### What is needed
Copy every record exactly, leaving the pictures out.

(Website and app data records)
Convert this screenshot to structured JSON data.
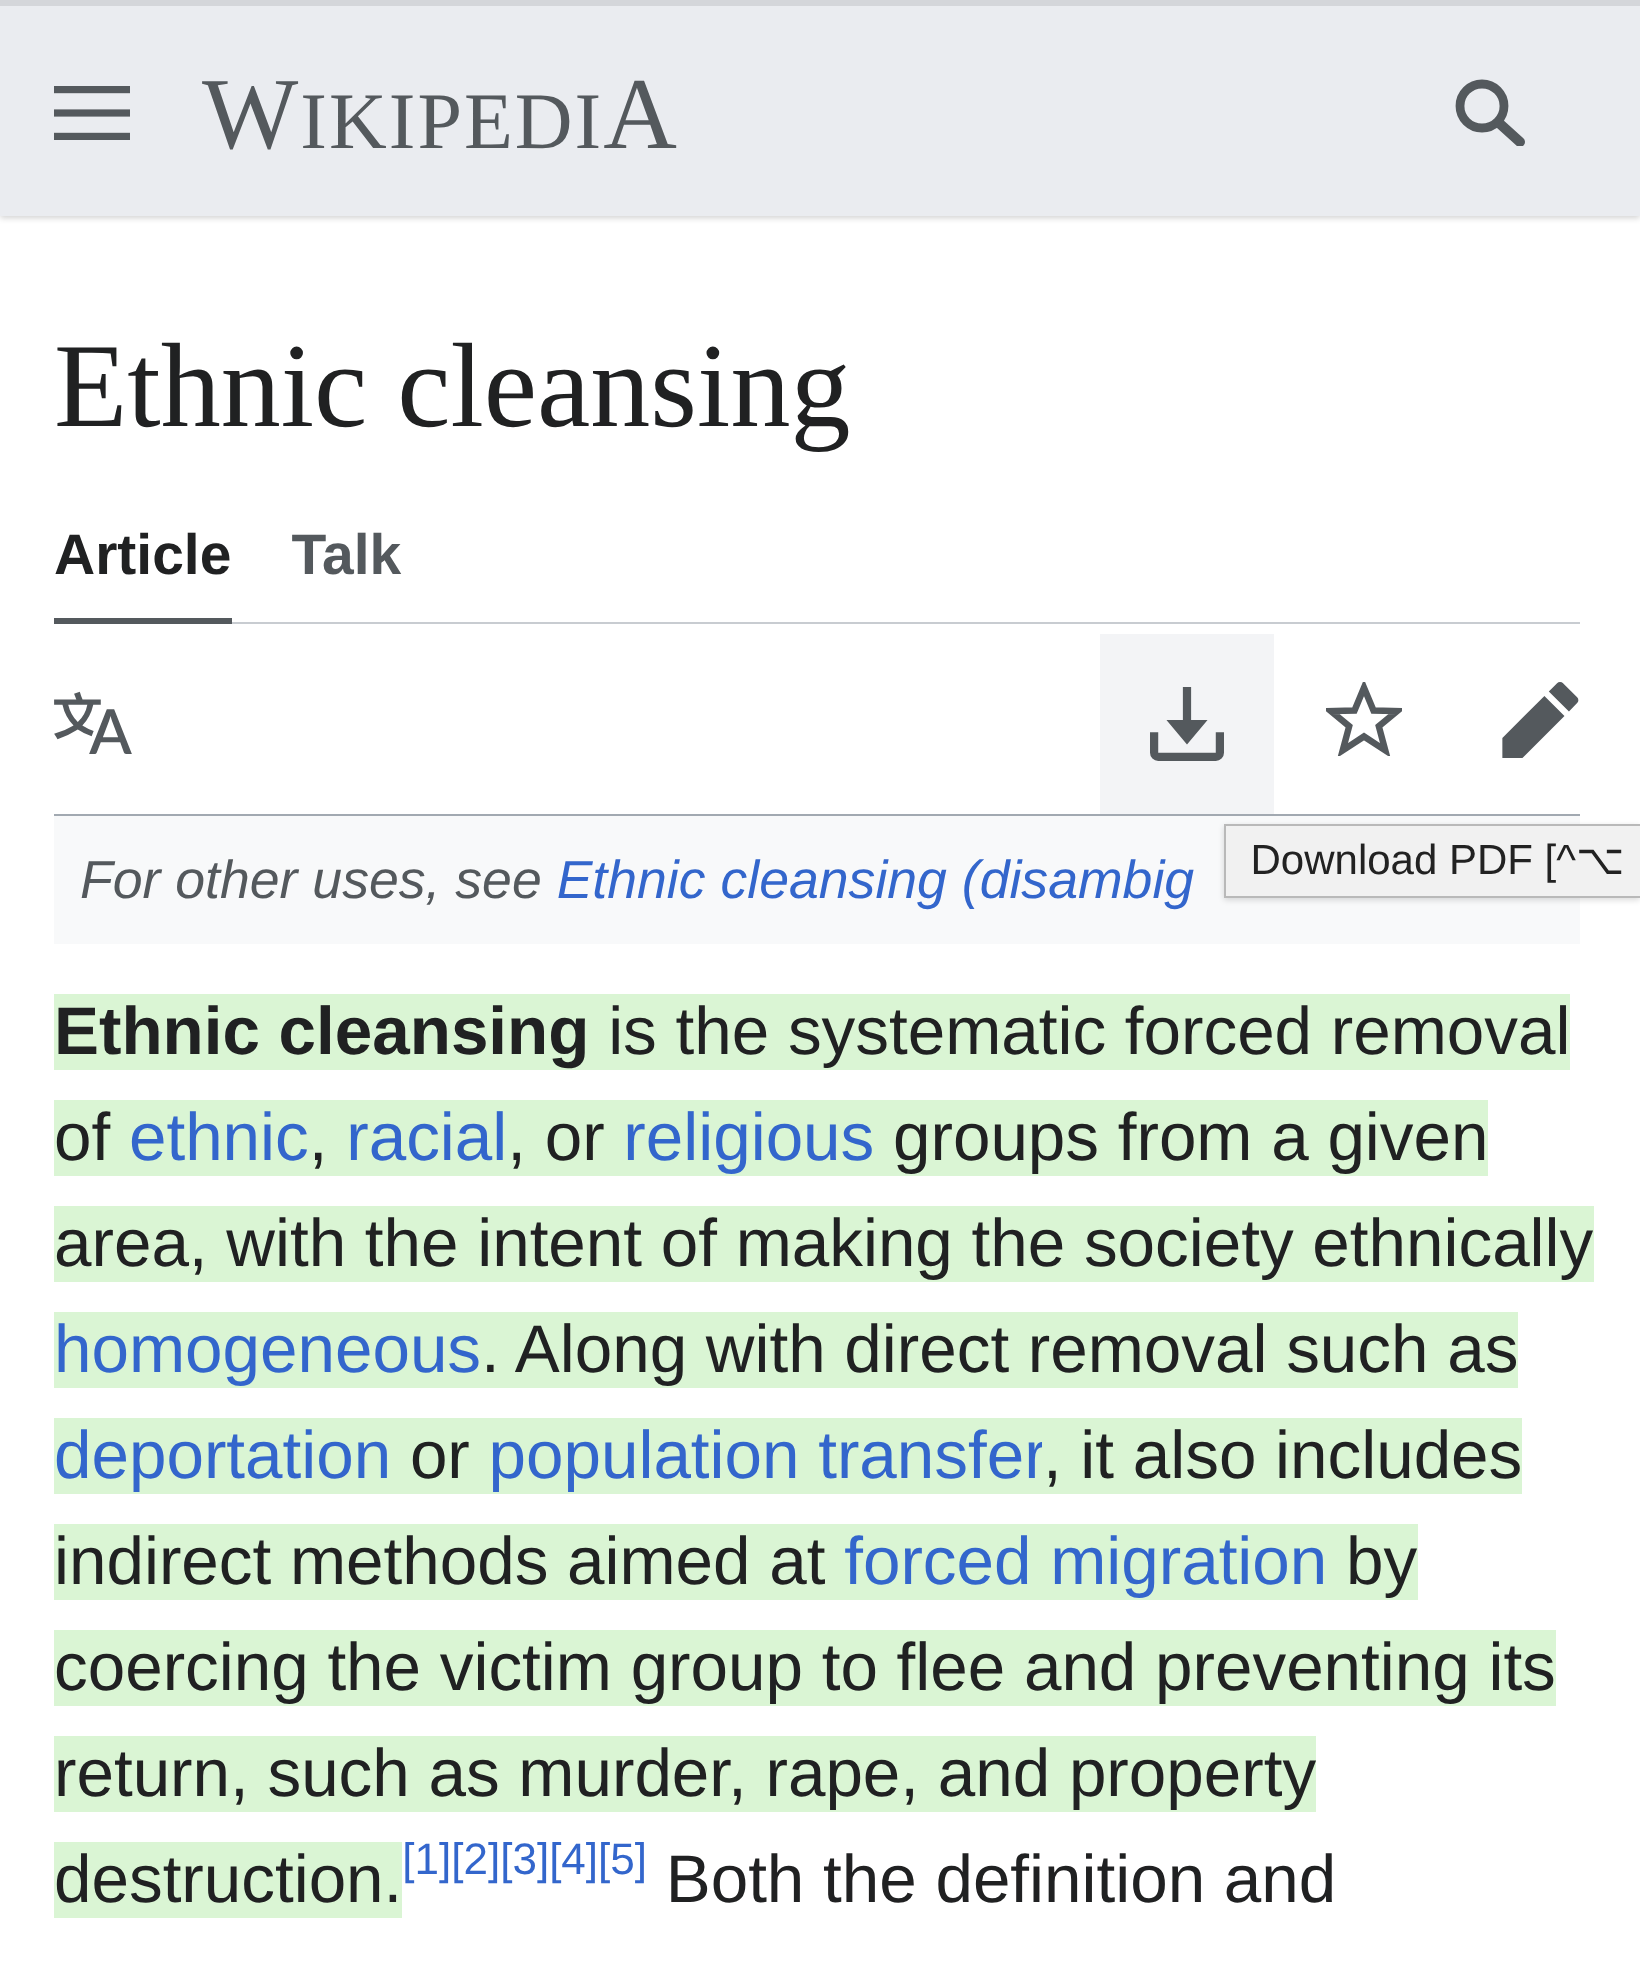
{
  "header": {
    "logo": "WIKIPEDIA"
  },
  "page": {
    "title": "Ethnic cleansing"
  },
  "tabs": [
    {
      "label": "Article",
      "selected": true
    },
    {
      "label": "Talk",
      "selected": false
    }
  ],
  "toolbar": {
    "download_hovered": true,
    "tooltip": "Download PDF [^⌥"
  },
  "hatnote": {
    "text": "For other uses, see ",
    "link": "Ethnic cleansing (disambig"
  },
  "lead_paragraph": [
    {
      "kind": "bold",
      "text": "Ethnic cleansing",
      "highlighted": true
    },
    {
      "kind": "text",
      "text": " is the systematic forced removal of ",
      "highlighted": true
    },
    {
      "kind": "link",
      "text": "ethnic",
      "highlighted": true
    },
    {
      "kind": "text",
      "text": ", ",
      "highlighted": true
    },
    {
      "kind": "link",
      "text": "racial",
      "highlighted": true
    },
    {
      "kind": "text",
      "text": ", or ",
      "highlighted": true
    },
    {
      "kind": "link",
      "text": "religious",
      "highlighted": true
    },
    {
      "kind": "text",
      "text": " groups from a given area, with the intent of making the society ethnically ",
      "highlighted": true
    },
    {
      "kind": "link",
      "text": "homogeneous",
      "highlighted": true
    },
    {
      "kind": "text",
      "text": ". Along with direct removal such as ",
      "highlighted": true
    },
    {
      "kind": "link",
      "text": "deportation",
      "highlighted": true
    },
    {
      "kind": "text",
      "text": " or ",
      "highlighted": true
    },
    {
      "kind": "link",
      "text": "population transfer",
      "highlighted": true
    },
    {
      "kind": "text",
      "text": ", it also includes indirect methods aimed at ",
      "highlighted": true
    },
    {
      "kind": "link",
      "text": "forced migration",
      "highlighted": true
    },
    {
      "kind": "text",
      "text": " by coercing the victim group to flee and preventing its return, such as murder, rape, and property destruction.",
      "highlighted": true
    },
    {
      "kind": "ref",
      "text": "[1]",
      "highlighted": false
    },
    {
      "kind": "ref",
      "text": "[2]",
      "highlighted": false
    },
    {
      "kind": "ref",
      "text": "[3]",
      "highlighted": false
    },
    {
      "kind": "ref",
      "text": "[4]",
      "highlighted": false
    },
    {
      "kind": "ref",
      "text": "[5]",
      "highlighted": false
    },
    {
      "kind": "text",
      "text": " Both the definition and",
      "highlighted": false
    }
  ]
}
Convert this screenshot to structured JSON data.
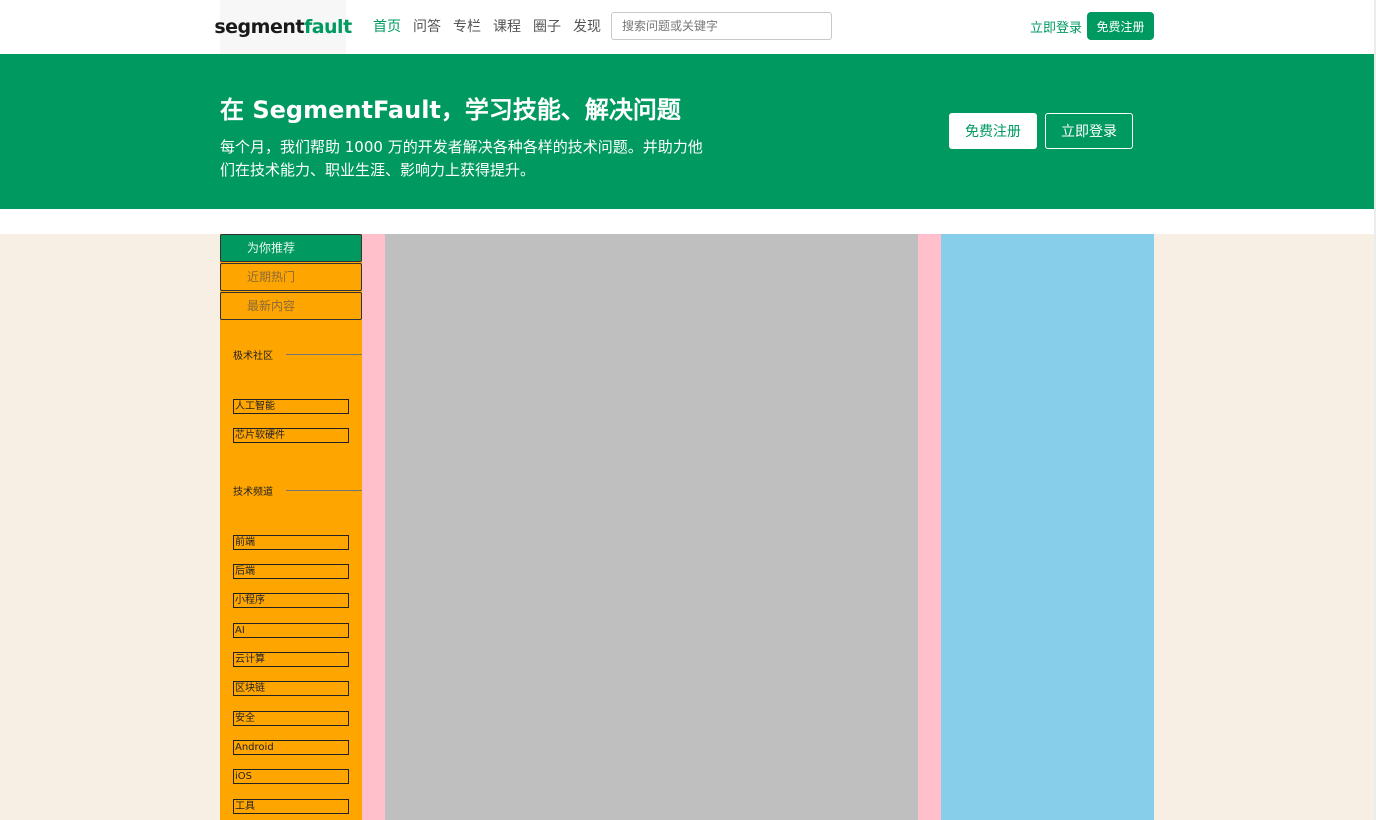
{
  "header": {
    "logo_part1": "segment",
    "logo_part2": "fault",
    "nav": [
      "首页",
      "问答",
      "专栏",
      "课程",
      "圈子",
      "发现"
    ],
    "search_placeholder": "搜索问题或关键字",
    "login": "立即登录",
    "register": "免费注册"
  },
  "hero": {
    "title": "在 SegmentFault，学习技能、解决问题",
    "subtitle": "每个月，我们帮助 1000 万的开发者解决各种各样的技术问题。并助力他们在技术能力、职业生涯、影响力上获得提升。",
    "register": "免费注册",
    "login": "立即登录"
  },
  "sidebar": {
    "tabs": [
      "为你推荐",
      "近期热门",
      "最新内容"
    ],
    "section1": {
      "label": "极术社区",
      "items": [
        "人工智能",
        "芯片软硬件"
      ]
    },
    "section2": {
      "label": "技术频道",
      "items": [
        "前端",
        "后端",
        "小程序",
        "AI",
        "云计算",
        "区块链",
        "安全",
        "Android",
        "iOS",
        "工具"
      ]
    }
  },
  "colors": {
    "brand": "#009a61",
    "sidebar_bg": "#ffa500",
    "main_bg": "#bfbfbf",
    "gutter": "#ffc0cb",
    "right_col": "#87ceeb",
    "page_bg": "#f8efe4"
  }
}
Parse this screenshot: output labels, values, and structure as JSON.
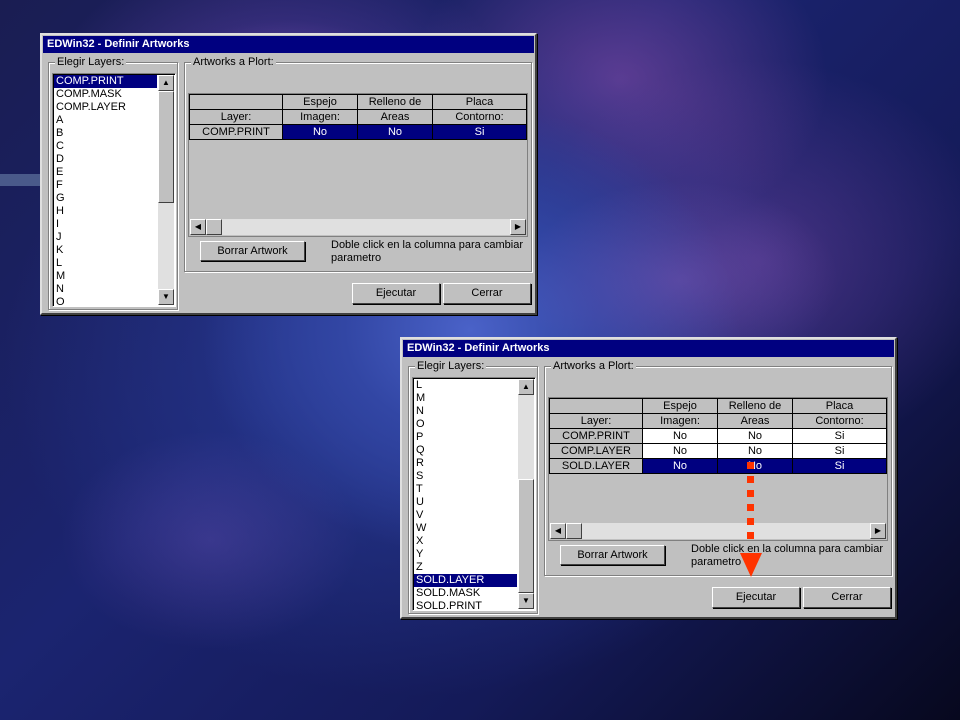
{
  "window1": {
    "title": "EDWin32 - Definir Artworks",
    "layers_group_label": "Elegir Layers:",
    "layers": [
      "COMP.PRINT",
      "COMP.MASK",
      "COMP.LAYER",
      "A",
      "B",
      "C",
      "D",
      "E",
      "F",
      "G",
      "H",
      "I",
      "J",
      "K",
      "L",
      "M",
      "N",
      "O"
    ],
    "selected_layer": "COMP.PRINT",
    "artworks_group_label": "Artworks a Plort:",
    "grid_headers_row1": [
      "",
      "Espejo",
      "Relleno de",
      "Placa"
    ],
    "grid_headers_row2": [
      "Layer:",
      "Imagen:",
      "Areas",
      "Contorno:"
    ],
    "rows": [
      {
        "layer": "COMP.PRINT",
        "espejo": "No",
        "relleno": "No",
        "placa": "Si",
        "selected": true
      }
    ],
    "borrar_button": "Borrar Artwork",
    "hint_line1": "Doble click en la columna para cambiar",
    "hint_line2": "parametro",
    "ejecutar_button": "Ejecutar",
    "cerrar_button": "Cerrar"
  },
  "window2": {
    "title": "EDWin32 - Definir Artworks",
    "layers_group_label": "Elegir Layers:",
    "layers": [
      "L",
      "M",
      "N",
      "O",
      "P",
      "Q",
      "R",
      "S",
      "T",
      "U",
      "V",
      "W",
      "X",
      "Y",
      "Z",
      "SOLD.LAYER",
      "SOLD.MASK",
      "SOLD.PRINT"
    ],
    "selected_layer": "SOLD.LAYER",
    "artworks_group_label": "Artworks a Plort:",
    "grid_headers_row1": [
      "",
      "Espejo",
      "Relleno de",
      "Placa"
    ],
    "grid_headers_row2": [
      "Layer:",
      "Imagen:",
      "Areas",
      "Contorno:"
    ],
    "rows": [
      {
        "layer": "COMP.PRINT",
        "espejo": "No",
        "relleno": "No",
        "placa": "Si",
        "selected": false
      },
      {
        "layer": "COMP.LAYER",
        "espejo": "No",
        "relleno": "No",
        "placa": "Si",
        "selected": false
      },
      {
        "layer": "SOLD.LAYER",
        "espejo": "No",
        "relleno": "No",
        "placa": "Si",
        "selected": true
      }
    ],
    "borrar_button": "Borrar Artwork",
    "hint_line1": "Doble click en la columna para cambiar",
    "hint_line2": "parametro",
    "ejecutar_button": "Ejecutar",
    "cerrar_button": "Cerrar"
  },
  "colors": {
    "selection": "#000080",
    "arrow": "#ff3300"
  }
}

### Your response
Convert this screenshot to structured JSON data.
{
  "header": {
    "logo": "WIKIPEDIA"
  },
  "page": {
    "title": "Ethnic cleansing"
  },
  "tabs": [
    {
      "label": "Article",
      "selected": true
    },
    {
      "label": "Talk",
      "selected": false
    }
  ],
  "toolbar": {
    "download_hovered": true,
    "tooltip": "Download PDF [^⌥"
  },
  "hatnote": {
    "text": "For other uses, see ",
    "link": "Ethnic cleansing (disambig"
  },
  "lead_paragraph": [
    {
      "kind": "bold",
      "text": "Ethnic cleansing",
      "highlighted": true
    },
    {
      "kind": "text",
      "text": " is the systematic forced removal of ",
      "highlighted": true
    },
    {
      "kind": "link",
      "text": "ethnic",
      "highlighted": true
    },
    {
      "kind": "text",
      "text": ", ",
      "highlighted": true
    },
    {
      "kind": "link",
      "text": "racial",
      "highlighted": true
    },
    {
      "kind": "text",
      "text": ", or ",
      "highlighted": true
    },
    {
      "kind": "link",
      "text": "religious",
      "highlighted": true
    },
    {
      "kind": "text",
      "text": " groups from a given area, with the intent of making the society ethnically ",
      "highlighted": true
    },
    {
      "kind": "link",
      "text": "homogeneous",
      "highlighted": true
    },
    {
      "kind": "text",
      "text": ". Along with direct removal such as ",
      "highlighted": true
    },
    {
      "kind": "link",
      "text": "deportation",
      "highlighted": true
    },
    {
      "kind": "text",
      "text": " or ",
      "highlighted": true
    },
    {
      "kind": "link",
      "text": "population transfer",
      "highlighted": true
    },
    {
      "kind": "text",
      "text": ", it also includes indirect methods aimed at ",
      "highlighted": true
    },
    {
      "kind": "link",
      "text": "forced migration",
      "highlighted": true
    },
    {
      "kind": "text",
      "text": " by coercing the victim group to flee and preventing its return, such as murder, rape, and property destruction.",
      "highlighted": true
    },
    {
      "kind": "ref",
      "text": "[1]",
      "highlighted": false
    },
    {
      "kind": "ref",
      "text": "[2]",
      "highlighted": false
    },
    {
      "kind": "ref",
      "text": "[3]",
      "highlighted": false
    },
    {
      "kind": "ref",
      "text": "[4]",
      "highlighted": false
    },
    {
      "kind": "ref",
      "text": "[5]",
      "highlighted": false
    },
    {
      "kind": "text",
      "text": " Both the definition and",
      "highlighted": false
    }
  ]
}
Convert this screenshot to structured JSON data.
{
  "header": {
    "logo_part1": "segment",
    "logo_part2": "fault",
    "nav": [
      "首页",
      "问答",
      "专栏",
      "课程",
      "圈子",
      "发现"
    ],
    "search_placeholder": "搜索问题或关键字",
    "login": "立即登录",
    "register": "免费注册"
  },
  "hero": {
    "title": "在 SegmentFault，学习技能、解决问题",
    "subtitle": "每个月，我们帮助 1000 万的开发者解决各种各样的技术问题。并助力他们在技术能力、职业生涯、影响力上获得提升。",
    "register": "免费注册",
    "login": "立即登录"
  },
  "sidebar": {
    "tabs": [
      "为你推荐",
      "近期热门",
      "最新内容"
    ],
    "section1": {
      "label": "极术社区",
      "items": [
        "人工智能",
        "芯片软硬件"
      ]
    },
    "section2": {
      "label": "技术频道",
      "items": [
        "前端",
        "后端",
        "小程序",
        "AI",
        "云计算",
        "区块链",
        "安全",
        "Android",
        "iOS",
        "工具"
      ]
    }
  },
  "colors": {
    "brand": "#009a61",
    "sidebar_bg": "#ffa500",
    "main_bg": "#bfbfbf",
    "gutter": "#ffc0cb",
    "right_col": "#87ceeb",
    "page_bg": "#f8efe4"
  }
}
Parse this screenshot: output labels, values, and structure as JSON.
{
  "window1": {
    "title": "EDWin32 - Definir Artworks",
    "layers_group_label": "Elegir Layers:",
    "layers": [
      "COMP.PRINT",
      "COMP.MASK",
      "COMP.LAYER",
      "A",
      "B",
      "C",
      "D",
      "E",
      "F",
      "G",
      "H",
      "I",
      "J",
      "K",
      "L",
      "M",
      "N",
      "O"
    ],
    "selected_layer": "COMP.PRINT",
    "artworks_group_label": "Artworks a Plort:",
    "grid_headers_row1": [
      "",
      "Espejo",
      "Relleno de",
      "Placa"
    ],
    "grid_headers_row2": [
      "Layer:",
      "Imagen:",
      "Areas",
      "Contorno:"
    ],
    "rows": [
      {
        "layer": "COMP.PRINT",
        "espejo": "No",
        "relleno": "No",
        "placa": "Si",
        "selected": true
      }
    ],
    "borrar_button": "Borrar Artwork",
    "hint_line1": "Doble click en la columna para cambiar",
    "hint_line2": "parametro",
    "ejecutar_button": "Ejecutar",
    "cerrar_button": "Cerrar"
  },
  "window2": {
    "title": "EDWin32 - Definir Artworks",
    "layers_group_label": "Elegir Layers:",
    "layers": [
      "L",
      "M",
      "N",
      "O",
      "P",
      "Q",
      "R",
      "S",
      "T",
      "U",
      "V",
      "W",
      "X",
      "Y",
      "Z",
      "SOLD.LAYER",
      "SOLD.MASK",
      "SOLD.PRINT"
    ],
    "selected_layer": "SOLD.LAYER",
    "artworks_group_label": "Artworks a Plort:",
    "grid_headers_row1": [
      "",
      "Espejo",
      "Relleno de",
      "Placa"
    ],
    "grid_headers_row2": [
      "Layer:",
      "Imagen:",
      "Areas",
      "Contorno:"
    ],
    "rows": [
      {
        "layer": "COMP.PRINT",
        "espejo": "No",
        "relleno": "No",
        "placa": "Si",
        "selected": false
      },
      {
        "layer": "COMP.LAYER",
        "espejo": "No",
        "relleno": "No",
        "placa": "Si",
        "selected": false
      },
      {
        "layer": "SOLD.LAYER",
        "espejo": "No",
        "relleno": "No",
        "placa": "Si",
        "selected": true
      }
    ],
    "borrar_button": "Borrar Artwork",
    "hint_line1": "Doble click en la columna para cambiar",
    "hint_line2": "parametro",
    "ejecutar_button": "Ejecutar",
    "cerrar_button": "Cerrar"
  },
  "colors": {
    "selection": "#000080",
    "arrow": "#ff3300"
  }
}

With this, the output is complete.